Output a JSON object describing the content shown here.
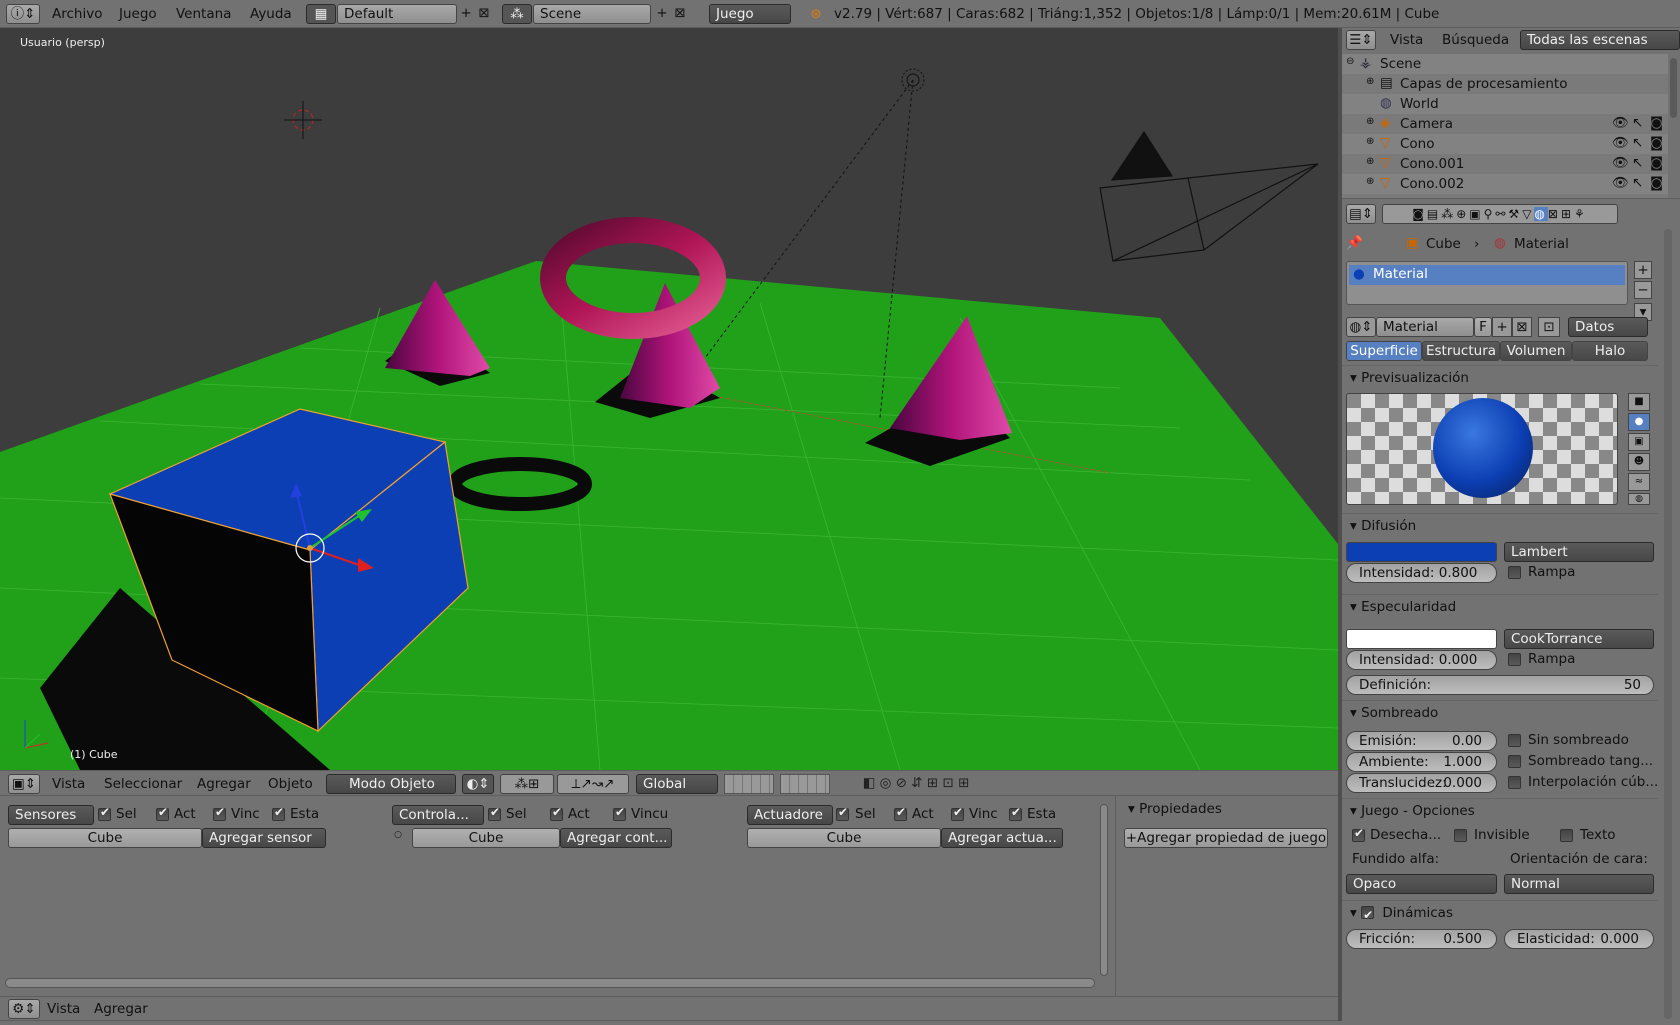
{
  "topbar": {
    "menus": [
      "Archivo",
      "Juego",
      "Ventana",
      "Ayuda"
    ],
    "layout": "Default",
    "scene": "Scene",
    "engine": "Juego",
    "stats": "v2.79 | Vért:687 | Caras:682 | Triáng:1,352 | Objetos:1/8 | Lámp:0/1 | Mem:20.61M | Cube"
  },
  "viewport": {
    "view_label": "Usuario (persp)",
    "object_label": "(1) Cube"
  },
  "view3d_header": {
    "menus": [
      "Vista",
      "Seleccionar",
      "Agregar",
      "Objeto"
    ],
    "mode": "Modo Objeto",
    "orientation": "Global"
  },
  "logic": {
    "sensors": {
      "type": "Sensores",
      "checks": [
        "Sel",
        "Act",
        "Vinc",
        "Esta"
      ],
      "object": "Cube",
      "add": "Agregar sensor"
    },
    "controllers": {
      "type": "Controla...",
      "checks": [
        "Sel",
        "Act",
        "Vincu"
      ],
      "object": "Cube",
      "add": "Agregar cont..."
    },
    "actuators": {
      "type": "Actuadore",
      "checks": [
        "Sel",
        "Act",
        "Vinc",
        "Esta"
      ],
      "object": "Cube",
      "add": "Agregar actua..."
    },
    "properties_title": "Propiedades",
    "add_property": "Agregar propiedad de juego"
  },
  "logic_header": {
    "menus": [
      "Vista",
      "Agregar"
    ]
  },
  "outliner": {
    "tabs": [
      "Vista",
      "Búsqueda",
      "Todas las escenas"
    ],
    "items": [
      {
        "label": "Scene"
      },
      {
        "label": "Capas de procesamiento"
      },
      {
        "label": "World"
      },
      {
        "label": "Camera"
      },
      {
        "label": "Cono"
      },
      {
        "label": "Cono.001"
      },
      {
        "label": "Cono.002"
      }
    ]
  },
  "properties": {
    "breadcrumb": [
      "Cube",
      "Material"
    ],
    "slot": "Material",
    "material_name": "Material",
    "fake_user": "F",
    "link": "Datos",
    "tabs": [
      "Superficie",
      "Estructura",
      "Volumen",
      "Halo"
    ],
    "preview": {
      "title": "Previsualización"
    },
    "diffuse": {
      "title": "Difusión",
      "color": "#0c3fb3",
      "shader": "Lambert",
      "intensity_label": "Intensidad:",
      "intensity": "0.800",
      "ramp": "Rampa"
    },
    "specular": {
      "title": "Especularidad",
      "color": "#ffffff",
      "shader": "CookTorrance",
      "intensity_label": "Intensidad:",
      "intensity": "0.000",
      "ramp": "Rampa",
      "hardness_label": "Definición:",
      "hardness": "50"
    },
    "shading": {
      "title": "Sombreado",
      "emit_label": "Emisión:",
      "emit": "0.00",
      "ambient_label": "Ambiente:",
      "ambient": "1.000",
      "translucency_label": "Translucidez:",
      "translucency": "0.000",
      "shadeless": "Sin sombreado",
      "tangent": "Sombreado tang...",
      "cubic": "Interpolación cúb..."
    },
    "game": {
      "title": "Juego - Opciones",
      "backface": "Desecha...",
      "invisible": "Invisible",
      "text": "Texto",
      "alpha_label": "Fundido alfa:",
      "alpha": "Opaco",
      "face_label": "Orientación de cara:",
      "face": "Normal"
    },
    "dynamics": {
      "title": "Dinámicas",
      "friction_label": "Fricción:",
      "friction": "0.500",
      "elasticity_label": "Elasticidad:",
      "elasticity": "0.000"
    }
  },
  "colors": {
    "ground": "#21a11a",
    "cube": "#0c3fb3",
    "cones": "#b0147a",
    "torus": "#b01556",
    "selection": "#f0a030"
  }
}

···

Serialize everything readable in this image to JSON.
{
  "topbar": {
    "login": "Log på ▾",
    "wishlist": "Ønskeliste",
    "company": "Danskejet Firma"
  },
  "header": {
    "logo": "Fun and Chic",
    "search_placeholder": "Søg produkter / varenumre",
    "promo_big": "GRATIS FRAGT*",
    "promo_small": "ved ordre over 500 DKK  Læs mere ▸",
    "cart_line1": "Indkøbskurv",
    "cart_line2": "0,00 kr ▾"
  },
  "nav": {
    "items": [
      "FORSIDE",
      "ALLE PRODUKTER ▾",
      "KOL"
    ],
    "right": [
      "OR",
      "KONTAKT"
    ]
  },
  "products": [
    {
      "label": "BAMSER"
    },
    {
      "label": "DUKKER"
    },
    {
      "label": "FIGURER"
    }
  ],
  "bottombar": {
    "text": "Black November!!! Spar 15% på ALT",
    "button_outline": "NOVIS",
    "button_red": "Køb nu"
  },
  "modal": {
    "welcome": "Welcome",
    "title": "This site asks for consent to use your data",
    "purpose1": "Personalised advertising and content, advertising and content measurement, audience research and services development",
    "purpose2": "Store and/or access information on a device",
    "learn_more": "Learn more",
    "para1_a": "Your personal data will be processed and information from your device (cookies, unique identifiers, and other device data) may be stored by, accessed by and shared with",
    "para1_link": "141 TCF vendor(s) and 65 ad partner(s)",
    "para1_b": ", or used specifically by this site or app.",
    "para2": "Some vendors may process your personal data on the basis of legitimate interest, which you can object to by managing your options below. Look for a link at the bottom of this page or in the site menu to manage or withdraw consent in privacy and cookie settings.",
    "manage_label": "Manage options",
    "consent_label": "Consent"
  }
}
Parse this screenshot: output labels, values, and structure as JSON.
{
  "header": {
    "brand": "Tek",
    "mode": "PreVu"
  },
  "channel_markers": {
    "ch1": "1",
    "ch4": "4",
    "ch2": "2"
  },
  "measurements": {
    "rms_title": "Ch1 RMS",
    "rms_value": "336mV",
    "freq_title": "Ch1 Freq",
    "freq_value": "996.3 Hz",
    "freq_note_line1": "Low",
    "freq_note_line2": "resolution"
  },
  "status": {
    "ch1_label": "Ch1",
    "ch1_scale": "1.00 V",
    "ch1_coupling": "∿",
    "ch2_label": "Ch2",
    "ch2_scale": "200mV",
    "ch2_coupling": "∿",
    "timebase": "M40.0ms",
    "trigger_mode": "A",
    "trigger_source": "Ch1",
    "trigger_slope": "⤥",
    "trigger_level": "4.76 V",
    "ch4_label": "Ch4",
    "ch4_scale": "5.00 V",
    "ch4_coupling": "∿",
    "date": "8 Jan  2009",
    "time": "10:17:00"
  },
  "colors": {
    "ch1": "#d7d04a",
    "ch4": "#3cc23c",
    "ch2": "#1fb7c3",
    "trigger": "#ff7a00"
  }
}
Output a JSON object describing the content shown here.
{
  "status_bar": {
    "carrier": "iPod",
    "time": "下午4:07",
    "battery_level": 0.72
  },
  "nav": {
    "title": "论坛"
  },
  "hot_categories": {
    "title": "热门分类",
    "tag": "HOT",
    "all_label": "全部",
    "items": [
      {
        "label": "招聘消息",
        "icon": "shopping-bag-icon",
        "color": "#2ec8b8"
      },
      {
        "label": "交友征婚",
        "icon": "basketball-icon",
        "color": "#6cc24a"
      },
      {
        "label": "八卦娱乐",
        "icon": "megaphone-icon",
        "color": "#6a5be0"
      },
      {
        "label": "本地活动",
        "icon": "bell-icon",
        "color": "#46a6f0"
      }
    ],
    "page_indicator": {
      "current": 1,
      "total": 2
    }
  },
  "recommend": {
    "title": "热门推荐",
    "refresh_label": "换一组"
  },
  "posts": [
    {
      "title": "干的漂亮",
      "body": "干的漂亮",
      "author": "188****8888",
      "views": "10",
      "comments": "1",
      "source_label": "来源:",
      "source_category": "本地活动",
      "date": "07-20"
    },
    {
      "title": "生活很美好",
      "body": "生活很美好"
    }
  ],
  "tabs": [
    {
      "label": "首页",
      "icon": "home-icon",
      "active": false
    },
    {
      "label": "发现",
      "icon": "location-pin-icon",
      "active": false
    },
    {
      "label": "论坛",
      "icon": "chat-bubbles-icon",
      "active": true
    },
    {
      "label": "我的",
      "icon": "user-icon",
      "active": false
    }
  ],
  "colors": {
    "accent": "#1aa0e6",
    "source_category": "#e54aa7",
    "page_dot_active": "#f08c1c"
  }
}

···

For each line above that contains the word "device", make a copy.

    "purpose2": "Store and/or access information on a device",
    "para1_a": "Your personal data will be processed and information from your device (cookies, unique identifiers, and other device data) may be stored by, accessed by and shared with",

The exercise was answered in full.